Anyway, here are the five main things I took away from the game that Kentucky gave away:
Florida may not be a good football team, but they’re a resilient one
I’ll be honest. When Kentucky went up by two scores in the fourth quarter and Florida replaced Feleipe Franks with former starter Luke Del Rio, I truly believed, bar none, that the Gators were headed for a loss. The fact that they won a game in which they trailed 27-14 and benched their starting quarterback- who, mind you, was one week removed from securing a spot in Gator lore with a walk off 63 yard touchdown pass- speaks volumes about the kind of stuff this team is made of. This team still has a lot of improvements to make if it wants to compete for a third straight SEC East title, but the Gators’ ability to finish strong in back to back weeks is an encouraging sign.

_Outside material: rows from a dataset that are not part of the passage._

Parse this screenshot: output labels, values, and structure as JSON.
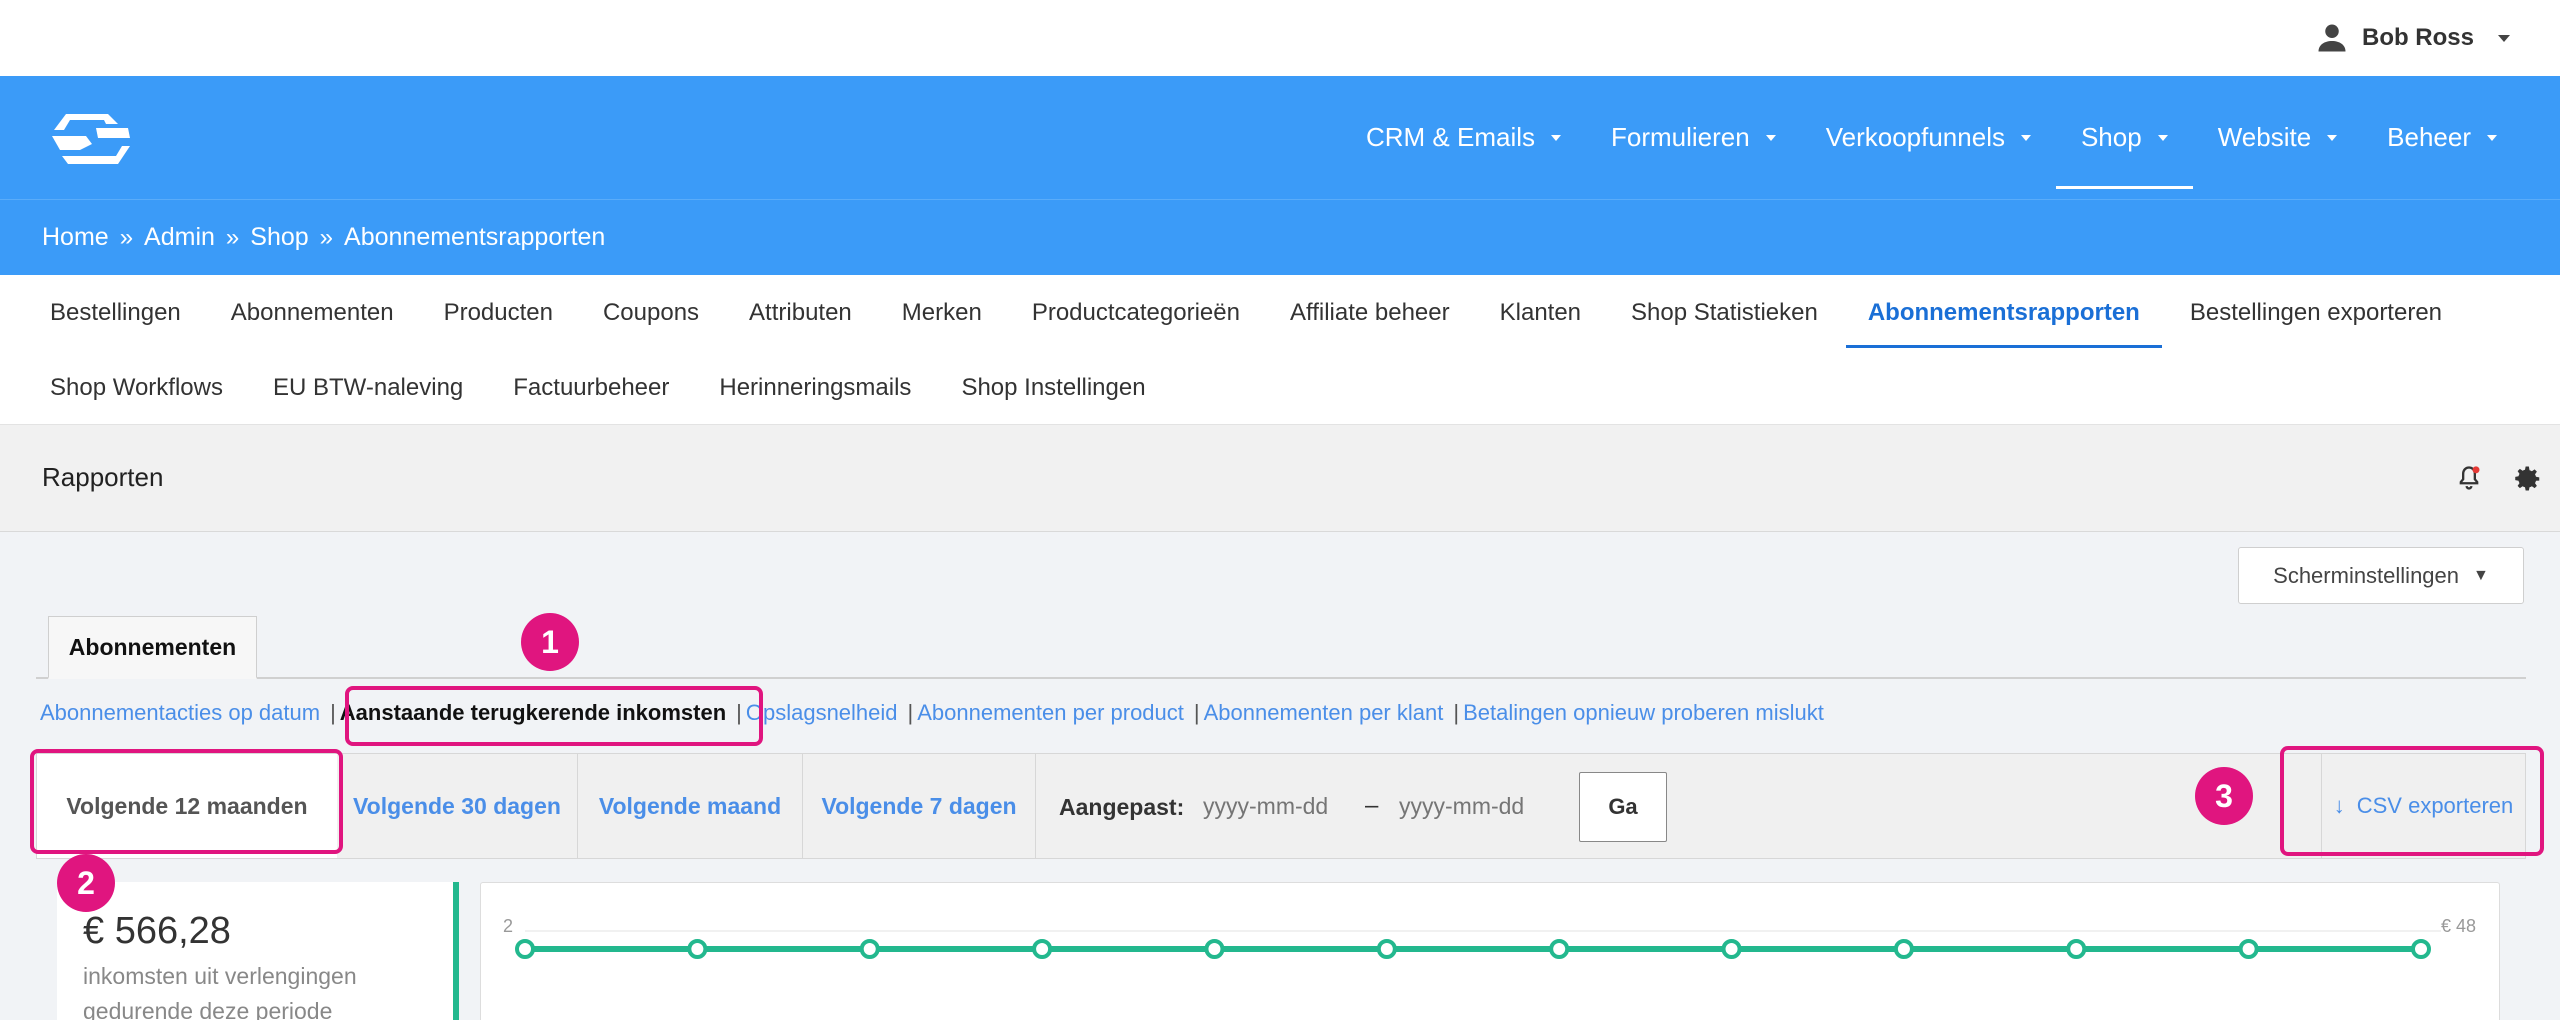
{
  "user": {
    "name": "Bob Ross"
  },
  "mainnav": {
    "items": [
      {
        "label": "CRM & Emails"
      },
      {
        "label": "Formulieren"
      },
      {
        "label": "Verkoopfunnels"
      },
      {
        "label": "Shop",
        "active": true
      },
      {
        "label": "Website"
      },
      {
        "label": "Beheer"
      }
    ]
  },
  "breadcrumb": [
    "Home",
    "Admin",
    "Shop",
    "Abonnementsrapporten"
  ],
  "breadcrumb_sep": "»",
  "subnav": {
    "row1": [
      "Bestellingen",
      "Abonnementen",
      "Producten",
      "Coupons",
      "Attributen",
      "Merken",
      "Productcategorieën",
      "Affiliate beheer",
      "Klanten",
      "Shop Statistieken",
      "Abonnementsrapporten",
      "Bestellingen exporteren"
    ],
    "row2": [
      "Shop Workflows",
      "EU BTW-naleving",
      "Factuurbeheer",
      "Herinneringsmails",
      "Shop Instellingen"
    ],
    "active": "Abonnementsrapporten"
  },
  "page": {
    "title": "Rapporten"
  },
  "screen_settings": {
    "label": "Scherminstellingen",
    "caret": "▼"
  },
  "tabs": {
    "active": "Abonnementen"
  },
  "report_links": {
    "sep": "|",
    "items": [
      "Abonnementacties op datum",
      "Aanstaande terugkerende inkomsten",
      "Opslagsnelheid",
      "Abonnementen per product",
      "Abonnementen per klant",
      "Betalingen opnieuw proberen mislukt"
    ],
    "current": "Aanstaande terugkerende inkomsten"
  },
  "periods": {
    "items": [
      "Volgende 12 maanden",
      "Volgende 30 dagen",
      "Volgende maand",
      "Volgende 7 dagen"
    ],
    "selected": "Volgende 12 maanden",
    "custom_label": "Aangepast:",
    "from_placeholder": "yyyy-mm-dd",
    "to_placeholder": "yyyy-mm-dd",
    "dash": "–",
    "go_label": "Ga"
  },
  "export": {
    "label": "CSV exporteren",
    "arrow": "↓"
  },
  "summary": {
    "amount": "€ 566,28",
    "description": "inkomsten uit verlengingen gedurende deze periode"
  },
  "chart_data": {
    "type": "line",
    "left_axis_label": "2",
    "right_axis_label": "€ 48",
    "points": 12,
    "values": [
      2,
      2,
      2,
      2,
      2,
      2,
      2,
      2,
      2,
      2,
      2,
      2
    ],
    "color": "#23b88e"
  },
  "annotations": [
    "1",
    "2",
    "3"
  ],
  "colors": {
    "accent": "#3b9bf8",
    "link": "#4a8ee8",
    "highlight": "#e0157f",
    "chart": "#23b88e"
  }
}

Kadarius Toney is Florida’s most dangerous weapon since Percy Harvin
Ever since Andre Debose failed to live up to the Percy Harvin comparisons he drew from his high school tape, I’ve wondered if the Gators would ever find another Percy-esque game changer. Well, only three games into Kadarius Toney’s career and and he’s proven to be the kind of terror for opposing defenses that the Gators haven’t had since Harvin. Oh, and he can throw the ball, too. Gator football box scores only go back so far, but I’m willing to bet Toney is the first guy in a long time to accumulate 35 or more passing, rushing and receiving yards in the same game.

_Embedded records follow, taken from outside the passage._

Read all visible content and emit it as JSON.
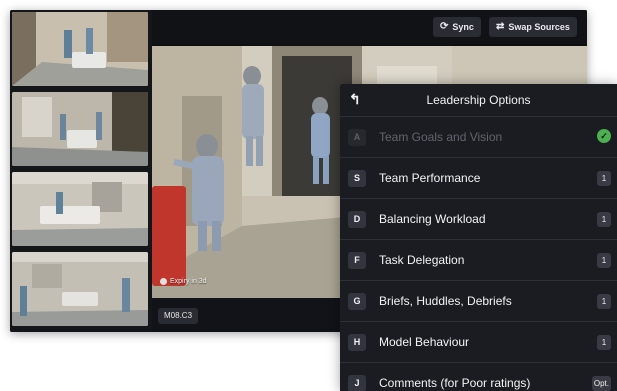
{
  "toolbar": {
    "sync_label": "Sync",
    "swap_label": "Swap Sources"
  },
  "video": {
    "expiry": "Expiry in 3d",
    "camera_label": "M08.C3"
  },
  "thumbnails": [
    {
      "active": true
    },
    {
      "active": false
    },
    {
      "active": false
    },
    {
      "active": false
    }
  ],
  "panel": {
    "back_icon": "back-arrow-icon",
    "title": "Leadership Options",
    "options": [
      {
        "key": "A",
        "label": "Team Goals and Vision",
        "status": "done"
      },
      {
        "key": "S",
        "label": "Team Performance",
        "badge": "1"
      },
      {
        "key": "D",
        "label": "Balancing Workload",
        "badge": "1"
      },
      {
        "key": "F",
        "label": "Task Delegation",
        "badge": "1"
      },
      {
        "key": "G",
        "label": "Briefs, Huddles, Debriefs",
        "badge": "1"
      },
      {
        "key": "H",
        "label": "Model Behaviour",
        "badge": "1"
      },
      {
        "key": "J",
        "label": "Comments (for Poor ratings)",
        "badge": "Opt."
      }
    ]
  },
  "colors": {
    "panel_bg": "#1a1c22",
    "check_green": "#4caf50",
    "button_bg": "#2a2c33"
  }
}
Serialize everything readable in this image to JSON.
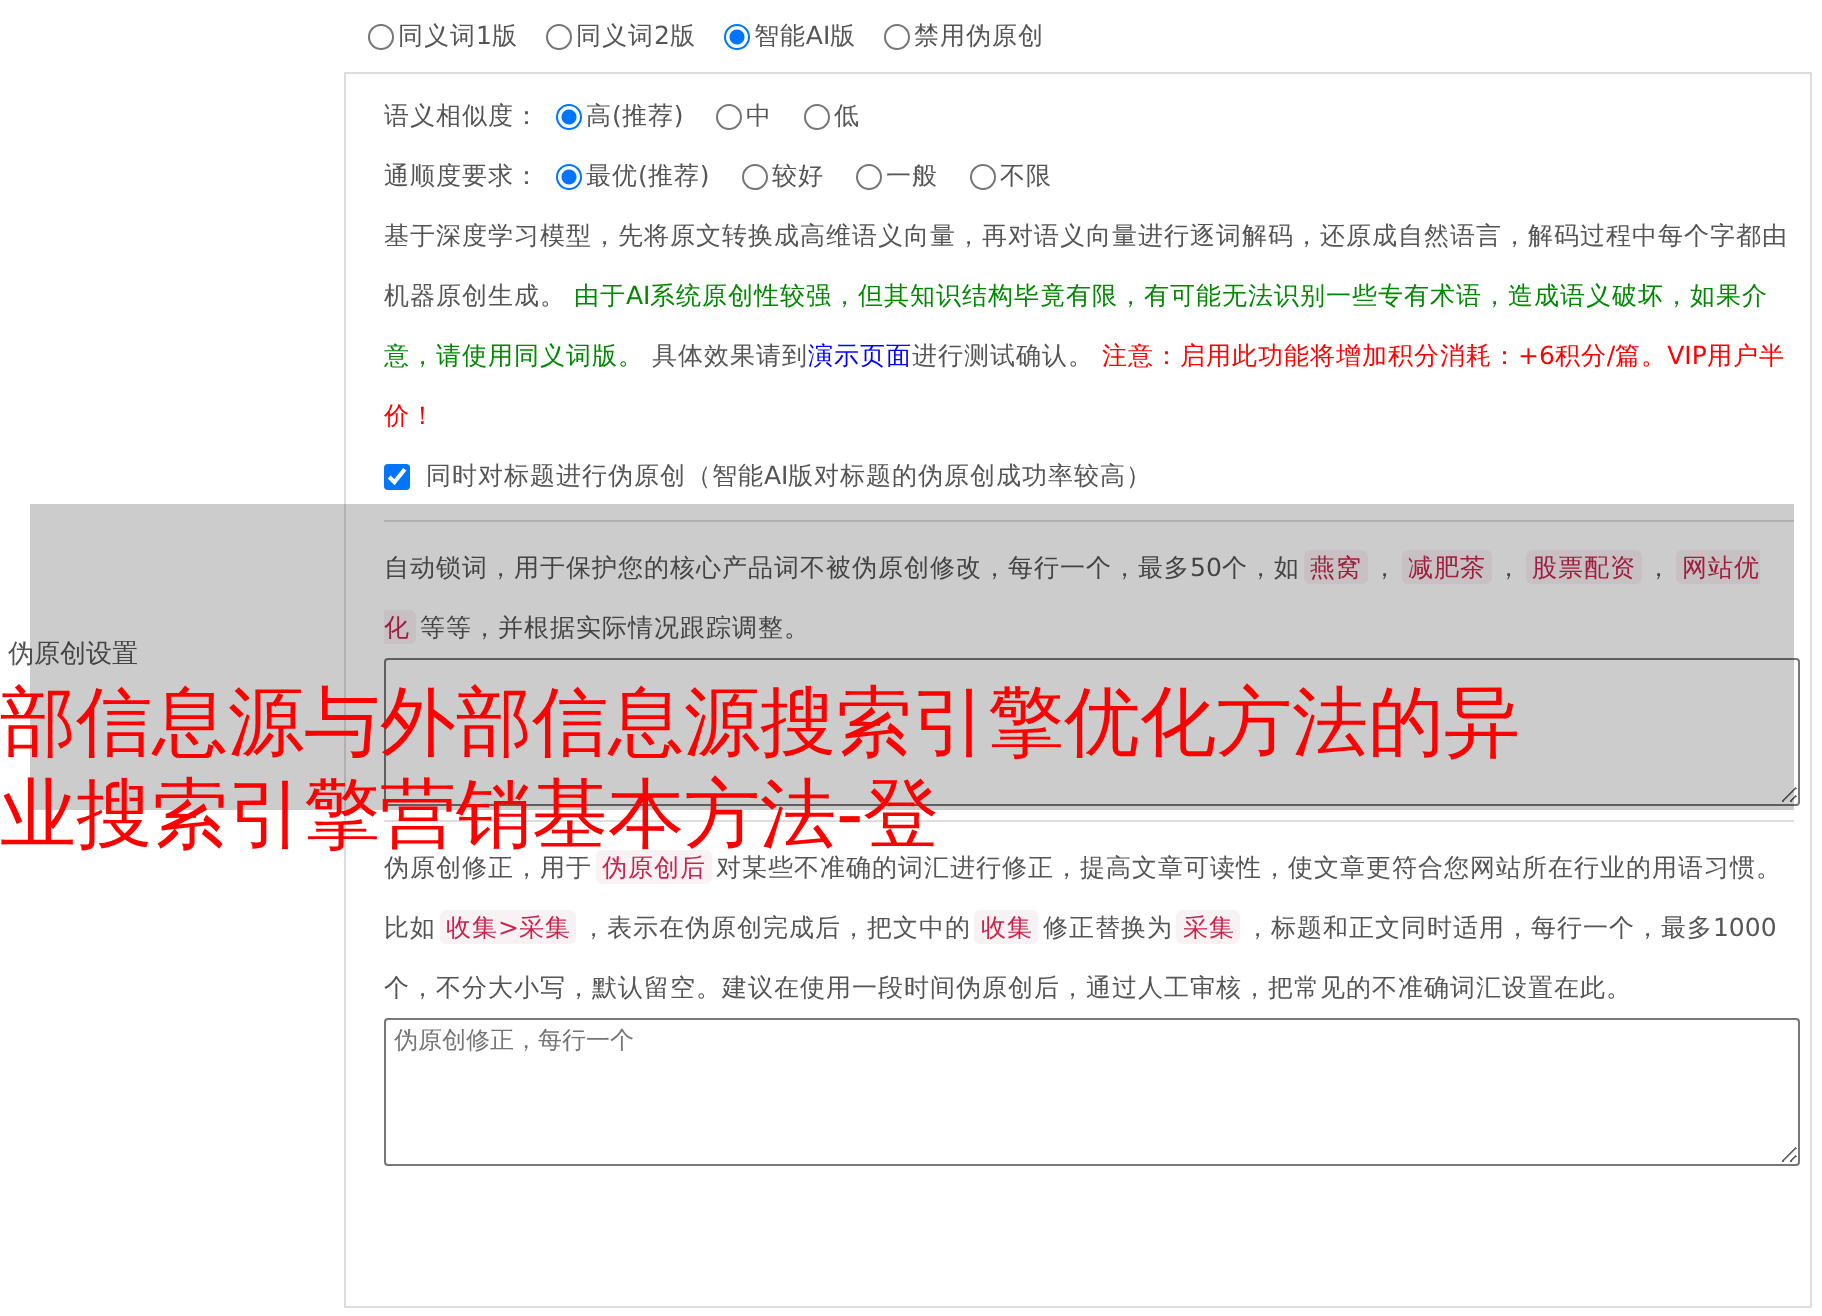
{
  "section_label": "伪原创设置",
  "mode_options": [
    {
      "label": "同义词1版",
      "selected": false
    },
    {
      "label": "同义词2版",
      "selected": false
    },
    {
      "label": "智能AI版",
      "selected": true
    },
    {
      "label": "禁用伪原创",
      "selected": false
    }
  ],
  "similarity": {
    "label": "语义相似度：",
    "options": [
      {
        "label": "高(推荐)",
        "selected": true
      },
      {
        "label": "中",
        "selected": false
      },
      {
        "label": "低",
        "selected": false
      }
    ]
  },
  "fluency": {
    "label": "通顺度要求：",
    "options": [
      {
        "label": "最优(推荐)",
        "selected": true
      },
      {
        "label": "较好",
        "selected": false
      },
      {
        "label": "一般",
        "selected": false
      },
      {
        "label": "不限",
        "selected": false
      }
    ]
  },
  "ai_description": [
    {
      "kind": "plain",
      "text": "基于深度学习模型，先将原文转换成高维语义向量，再对语义向量进行逐词解码，还原成自然语言，解码过程中每个字都由机器原创生成。 "
    },
    {
      "kind": "green",
      "text": "由于AI系统原创性较强，但其知识结构毕竟有限，有可能无法识别一些专有术语，造成语义破坏，如果介意，请使用同义词版。"
    },
    {
      "kind": "plain",
      "text": " 具体效果请到"
    },
    {
      "kind": "link",
      "text": "演示页面"
    },
    {
      "kind": "plain",
      "text": "进行测试确认。 "
    },
    {
      "kind": "red",
      "text": "注意：启用此功能将增加积分消耗：+6积分/篇。VIP用户半价！"
    }
  ],
  "title_checkbox": {
    "label": "同时对标题进行伪原创（智能AI版对标题的伪原创成功率较高）",
    "checked": true
  },
  "lock_words": {
    "description": [
      {
        "kind": "plain",
        "text": "自动锁词，用于保护您的核心产品词不被伪原创修改，每行一个，最多50个，如"
      },
      {
        "kind": "tag",
        "text": "燕窝"
      },
      {
        "kind": "plain",
        "text": "，"
      },
      {
        "kind": "tag",
        "text": "减肥茶"
      },
      {
        "kind": "plain",
        "text": "，"
      },
      {
        "kind": "tag",
        "text": "股票配资"
      },
      {
        "kind": "plain",
        "text": "，"
      },
      {
        "kind": "tag",
        "text": "网站优化"
      },
      {
        "kind": "plain",
        "text": "等等，并根据实际情况跟踪调整。"
      }
    ]
  },
  "correction": {
    "description": [
      {
        "kind": "plain",
        "text": "伪原创修正，用于"
      },
      {
        "kind": "tag",
        "text": "伪原创后"
      },
      {
        "kind": "plain",
        "text": "对某些不准确的词汇进行修正，提高文章可读性，使文章更符合您网站所在行业的用语习惯。比如"
      },
      {
        "kind": "tag",
        "text": "收集>采集"
      },
      {
        "kind": "plain",
        "text": "，表示在伪原创完成后，把文中的"
      },
      {
        "kind": "tag",
        "text": "收集"
      },
      {
        "kind": "plain",
        "text": "修正替换为"
      },
      {
        "kind": "tag",
        "text": "采集"
      },
      {
        "kind": "plain",
        "text": "，标题和正文同时适用，每行一个，最多1000个，不分大小写，默认留空。建议在使用一段时间伪原创后，通过人工审核，把常见的不准确词汇设置在此。"
      }
    ],
    "placeholder": "伪原创修正，每行一个"
  },
  "overlay_title": [
    "部信息源与外部信息源搜索引擎优化方法的异",
    "业搜索引擎营销基本方法-登"
  ]
}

Florida’s QB situation is as muddy as it’s ever been since Tim Tebow left
You know the old saying, “If you have two quarterbacks, then you don’t have one?” Smooth as Luke Del Rio was in relief work, I’m not sure that was anything more than a temporary solution to a problem that’s spanned nearly a decade. And though the Gators own a tidy 6-1 record in games in which he participated, we can’t be sure that he won’t merit getting yanked against Vanderbilt, either. And then what happens? Does Florida go back to Franks? Do they give Malik Zaire a second shot? Do they dare pull the redshirt off of Jake Allen and give him a trial run? (Before you totally dismiss that, it worked out well for South Carolina last year, and Allen has more potential than Jake Bentley.) Time will tell.

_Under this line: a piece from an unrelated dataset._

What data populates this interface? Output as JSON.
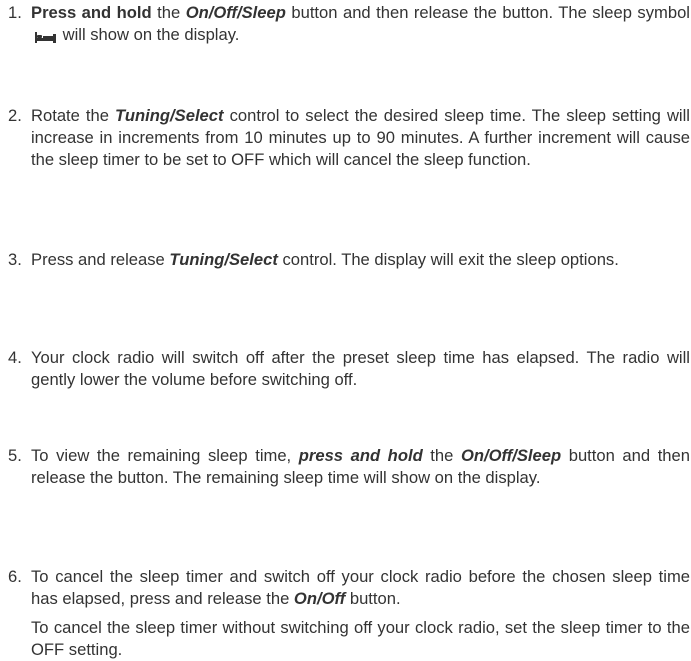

Florida’s defense may be a lot worse than we thought
No realistic Gator fan honestly thought that Florida’s defense would remain at the elite level it was at last year with so many key players leaving, but I’m not sure anybody thought it would be this bad. And again, if it’s going to be a bend-but-don’t-break defense, it simply cannot break in crunch time. One week after allowing 17 fourth quarter points and touchdown drives of 75 and 80 yards on two and five plays, respectively, Florida allowed Kentucky to drive into range for the winning field goal with :43 showing on the clock. Only because of a holding penalty that cost the Cats 25 yards did the Gators survive this game, and that was only after this defense was responsible for a nearly fatal roughing the passer penalty and a 4th and 11 conversion. There’s still a long way to go this season, but this defense has not been at the level it needs to be for Florida to compete for championships to this point.
31 straight? Really?
Consider: the last time Kentucky beat Florida, Ronald Reagan was President. That’s because Kentucky has not beaten Florida since 1986, losing in each of the succeeding 31 years to the Gators. My parents were five years away from meeting when this streak began. How the hell does this happen? It’s not uncommon to see one team reel off five, six, seven in a row or so as college football goes in cycles… but thirty one consecutive wins???